**WHAT THIS TASK INVOLVES**
Look through the material below and copy every line containing the word "Date".

**RECORDS**
--*--

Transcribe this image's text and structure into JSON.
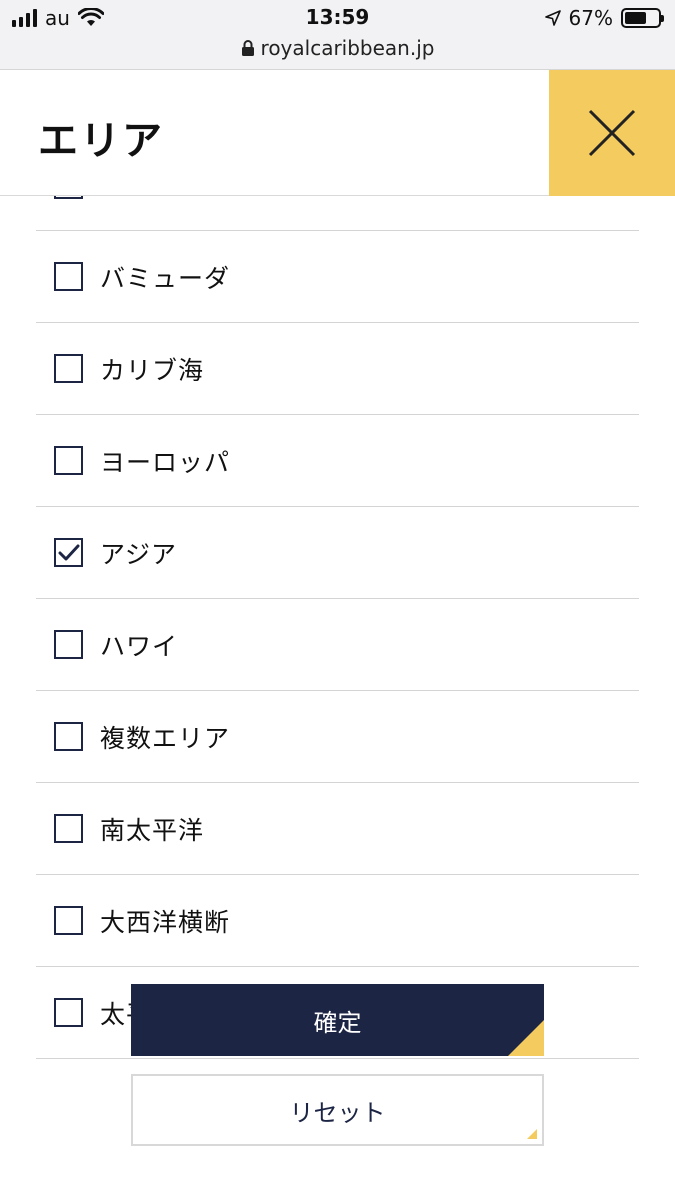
{
  "status_bar": {
    "carrier": "au",
    "time": "13:59",
    "url": "royalcaribbean.jp",
    "battery": "67%",
    "battery_level": 0.67
  },
  "header": {
    "title": "エリア",
    "close_icon": "close-x-icon"
  },
  "area_options": [
    {
      "label": "",
      "checked": false
    },
    {
      "label": "バミューダ",
      "checked": false
    },
    {
      "label": "カリブ海",
      "checked": false
    },
    {
      "label": "ヨーロッパ",
      "checked": false
    },
    {
      "label": "アジア",
      "checked": true
    },
    {
      "label": "ハワイ",
      "checked": false
    },
    {
      "label": "複数エリア",
      "checked": false
    },
    {
      "label": "南太平洋",
      "checked": false
    },
    {
      "label": "大西洋横断",
      "checked": false
    },
    {
      "label": "太平洋横断",
      "checked": false
    }
  ],
  "buttons": {
    "confirm": "確定",
    "reset": "リセット"
  },
  "colors": {
    "accent_yellow": "#f3cb5e",
    "navy": "#1c2544"
  }
}
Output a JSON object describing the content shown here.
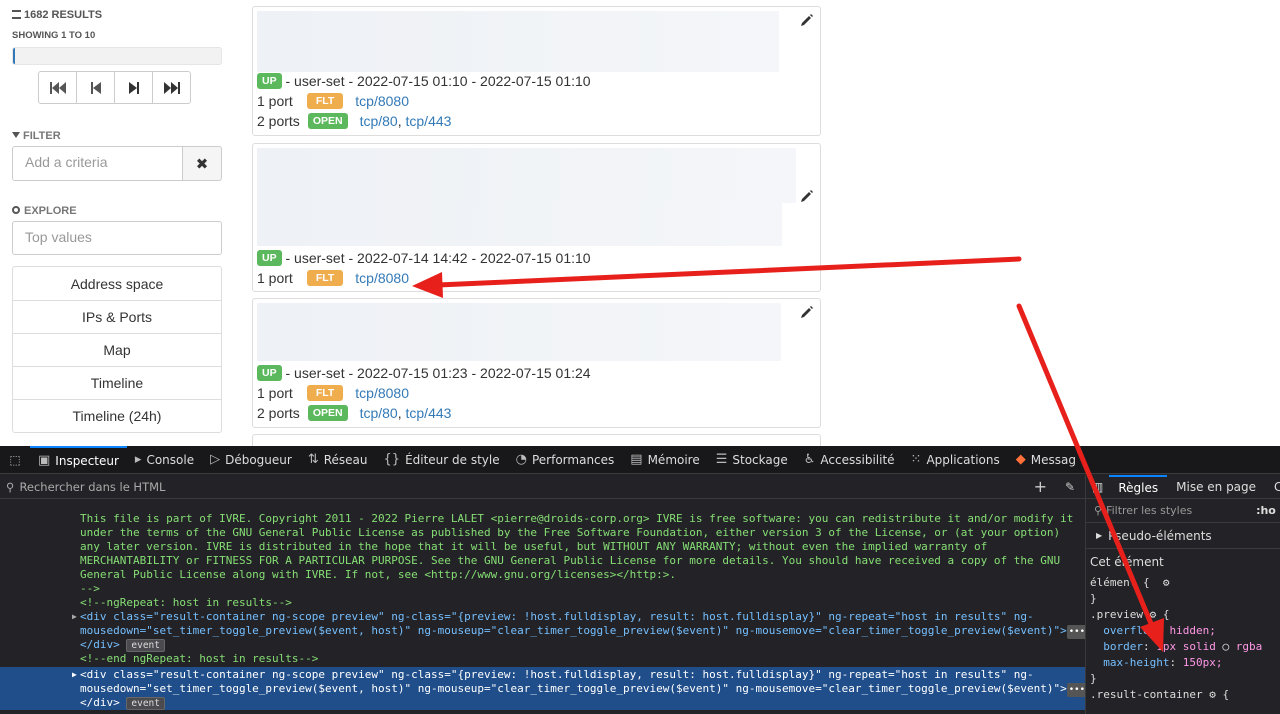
{
  "sidebar": {
    "results_count": "1682 RESULTS",
    "showing": "SHOWING 1 TO 10",
    "progress_fraction": 0.01,
    "filter_title": "FILTER",
    "filter_placeholder": "Add a criteria",
    "explore_title": "EXPLORE",
    "explore_placeholder": "Top values",
    "explore_items": [
      "Address space",
      "IPs & Ports",
      "Map",
      "Timeline",
      "Timeline (24h)"
    ]
  },
  "results": [
    {
      "status": "UP",
      "summary": "- user-set - 2022-07-15 01:10 - 2022-07-15 01:10",
      "flt_count": "1 port",
      "flt_label": "FLT",
      "flt_ports": "tcp/8080",
      "open_count": "2 ports",
      "open_label": "OPEN",
      "open_port_1": "tcp/80",
      "open_port_2": "tcp/443"
    },
    {
      "status": "UP",
      "summary": "- user-set - 2022-07-14 14:42 - 2022-07-15 01:10",
      "flt_count": "1 port",
      "flt_label": "FLT",
      "flt_ports": "tcp/8080"
    },
    {
      "status": "UP",
      "summary": "- user-set - 2022-07-15 01:23 - 2022-07-15 01:24",
      "flt_count": "1 port",
      "flt_label": "FLT",
      "flt_ports": "tcp/8080",
      "open_count": "2 ports",
      "open_label": "OPEN",
      "open_port_1": "tcp/80",
      "open_port_2": "tcp/443"
    }
  ],
  "devtools": {
    "tabs": [
      "Inspecteur",
      "Console",
      "Débogueur",
      "Réseau",
      "Éditeur de style",
      "Performances",
      "Mémoire",
      "Stockage",
      "Accessibilité",
      "Applications",
      "Messag"
    ],
    "search_placeholder": "Rechercher dans le HTML",
    "html_lines": {
      "l1": "This file is part of IVRE. Copyright 2011 - 2022 Pierre LALET <pierre@droids-corp.org> IVRE is free software: you can redistribute it and/or modify it",
      "l2": "under the terms of the GNU General Public License as published by the Free Software Foundation, either version 3 of the License, or (at your option)",
      "l3": "any later version. IVRE is distributed in the hope that it will be useful, but WITHOUT ANY WARRANTY; without even the implied warranty of",
      "l4": "MERCHANTABILITY or FITNESS FOR A PARTICULAR PURPOSE. See the GNU General Public License for more details. You should have received a copy of the GNU",
      "l5": "General Public License along with IVRE. If not, see <http://www.gnu.org/licenses></http:>.",
      "l6": "-->",
      "l7": "<!--ngRepeat: host in results-->",
      "div_open": "<div class=\"result-container ng-scope preview\" ng-class=\"{preview: !host.fulldisplay, result: host.fulldisplay}\" ng-repeat=\"host in results\" ng-",
      "div_open_2": "mousedown=\"set_timer_toggle_preview($event, host)\" ng-mouseup=\"clear_timer_toggle_preview($event)\" ng-mousemove=\"clear_timer_toggle_preview($event)\">",
      "div_close": "</div>",
      "event": "event",
      "end_repeat": "<!--end ngRepeat: host in results-->",
      "ellipsis": "•••"
    },
    "rules_tabs": [
      "Règles",
      "Mise en page",
      "C"
    ],
    "rules_filter": "Filtrer les styles",
    "rules_filter_right": ":ho",
    "pseudo": "Pseudo-éléments",
    "this_element": "Cet élément",
    "element_rule": "élément",
    "preview_selector": ".preview",
    "prop_overflow": "overflow",
    "val_overflow": "hidden;",
    "prop_border": "border",
    "val_border": "1px solid",
    "val_border_color": "rgba",
    "prop_maxh": "max-height",
    "val_maxh": "150px;",
    "next_selector": ".result-container"
  },
  "colors": {
    "accent": "#337ab7",
    "up": "#5cb85c",
    "flt": "#f0ad4e",
    "devtools_bg": "#232327",
    "selection": "#204e8a",
    "arrow": "#e8201c"
  }
}
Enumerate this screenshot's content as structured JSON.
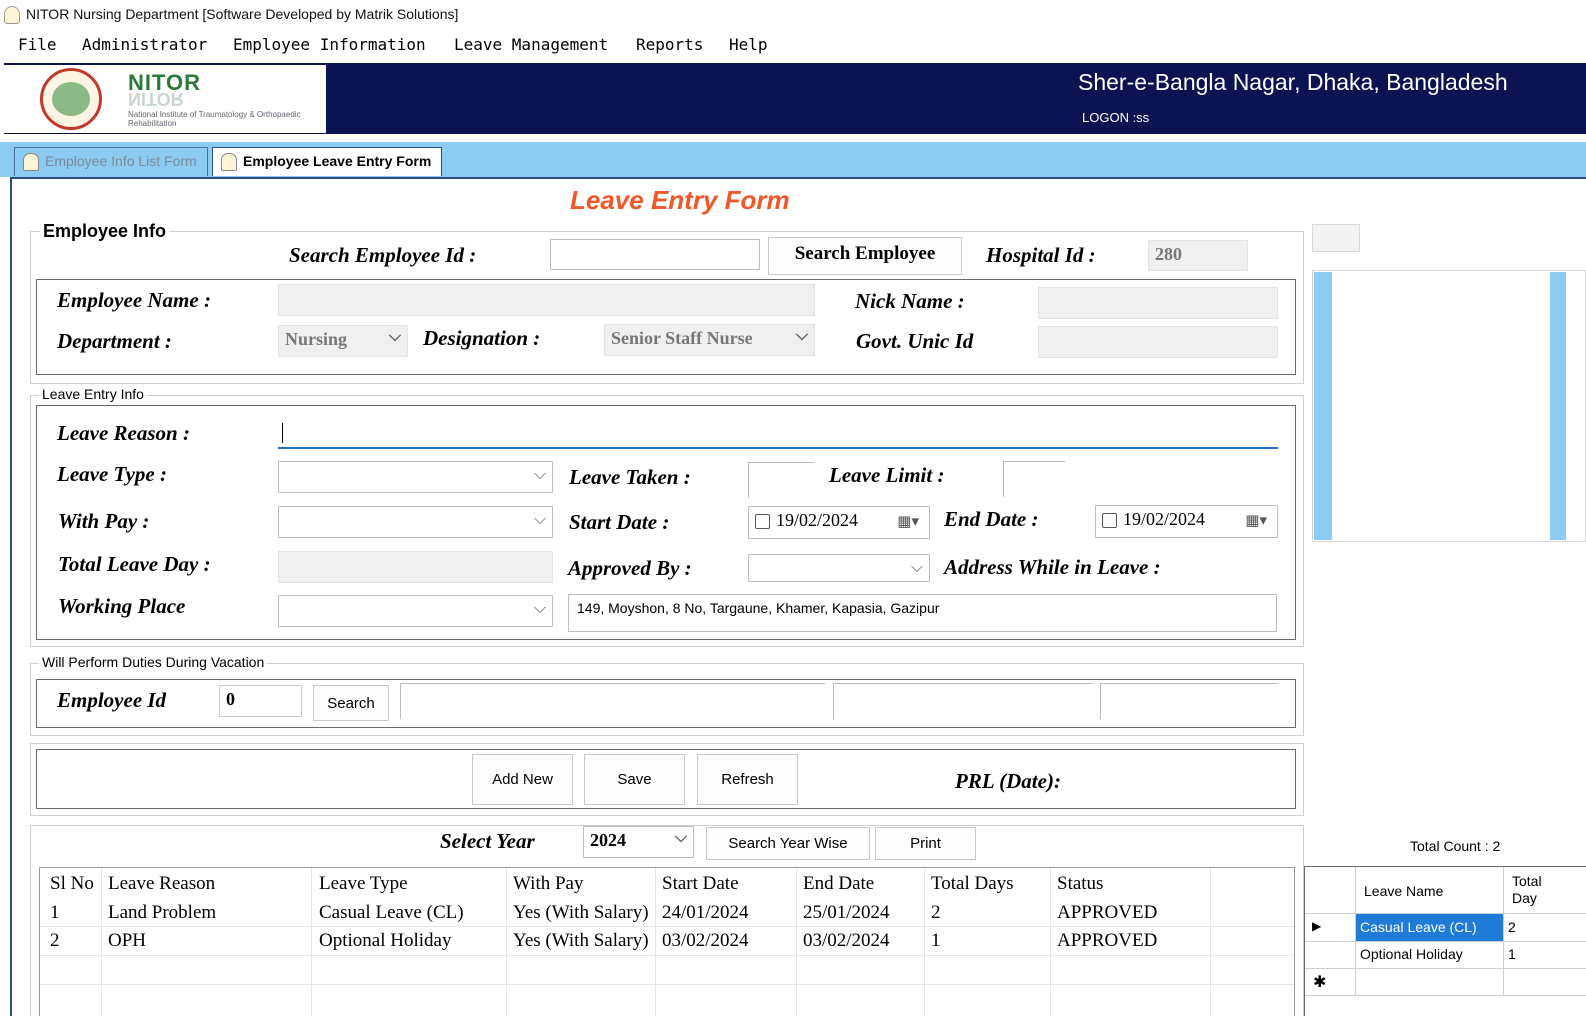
{
  "window": {
    "title": "NITOR Nursing Department [Software Developed by Matrik Solutions]"
  },
  "menu": [
    "File",
    "Administrator",
    "Employee Information",
    "Leave Management",
    "Reports",
    "Help"
  ],
  "header": {
    "logo_name": "NITOR",
    "logo_sub": "National Institute of Traumatology & Orthopaedic Rehabilitation",
    "location": "Sher-e-Bangla Nagar, Dhaka, Bangladesh",
    "logon": "LOGON :ss"
  },
  "tabs": [
    {
      "label": "Employee Info List Form",
      "active": false
    },
    {
      "label": "Employee Leave Entry Form",
      "active": true
    }
  ],
  "form_title": "Leave Entry Form",
  "employee_info": {
    "legend": "Employee Info",
    "search_label": "Search Employee Id :",
    "search_value": "",
    "search_button": "Search Employee",
    "hospital_id_label": "Hospital Id :",
    "hospital_id_value": "280",
    "name_label": "Employee Name :",
    "name_value": "",
    "nick_label": "Nick Name :",
    "nick_value": "",
    "department_label": "Department :",
    "department_value": "Nursing",
    "designation_label": "Designation :",
    "designation_value": "Senior Staff Nurse",
    "govt_id_label": "Govt. Unic Id",
    "govt_id_value": ""
  },
  "leave_entry": {
    "legend": "Leave Entry Info",
    "reason_label": "Leave Reason :",
    "reason_value": "",
    "type_label": "Leave Type :",
    "type_value": "",
    "taken_label": "Leave Taken :",
    "taken_value": "",
    "limit_label": "Leave Limit :",
    "limit_value": "",
    "withpay_label": "With Pay :",
    "withpay_value": "",
    "start_label": "Start Date :",
    "start_value": "19/02/2024",
    "end_label": "End Date :",
    "end_value": "19/02/2024",
    "total_label": "Total Leave Day :",
    "total_value": "",
    "approved_label": "Approved By :",
    "approved_value": "",
    "address_label": "Address While in Leave :",
    "address_value": "149, Moyshon, 8 No, Targaune, Khamer, Kapasia, Gazipur",
    "working_label": "Working Place",
    "working_value": ""
  },
  "duties": {
    "legend": "Will Perform Duties During Vacation",
    "emp_label": "Employee Id",
    "emp_value": "0",
    "search_button": "Search"
  },
  "actions": {
    "add_new": "Add New",
    "save": "Save",
    "refresh": "Refresh",
    "prl_label": "PRL (Date):"
  },
  "year_filter": {
    "label": "Select Year",
    "value": "2024",
    "search_button": "Search Year Wise",
    "print_button": "Print"
  },
  "leave_table": {
    "columns": [
      "Sl No",
      "Leave Reason",
      "Leave Type",
      "With Pay",
      "Start Date",
      "End Date",
      "Total Days",
      "Status"
    ],
    "rows": [
      [
        "1",
        "Land Problem",
        "Casual Leave (CL)",
        "Yes (With Salary)",
        "24/01/2024",
        "25/01/2024",
        "2",
        "APPROVED"
      ],
      [
        "2",
        "OPH",
        "Optional Holiday",
        "Yes (With Salary)",
        "03/02/2024",
        "03/02/2024",
        "1",
        "APPROVED"
      ]
    ]
  },
  "summary": {
    "total_count": "Total Count : 2",
    "columns": [
      "Leave Name",
      "Total Day"
    ],
    "rows": [
      [
        "Casual Leave (CL)",
        "2"
      ],
      [
        "Optional Holiday",
        "1"
      ]
    ]
  },
  "colors": {
    "banner": "#0b1352",
    "tabstrip": "#8ccbf2",
    "form_title": "#f0582a",
    "selection": "#1e7bd8"
  }
}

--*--

**EXERCISE RESPONSE**
    "start_label": "Start Date :",
    "end_label": "End Date :",
    "prl_label": "PRL (Date):"
      "Start Date",
      "End Date",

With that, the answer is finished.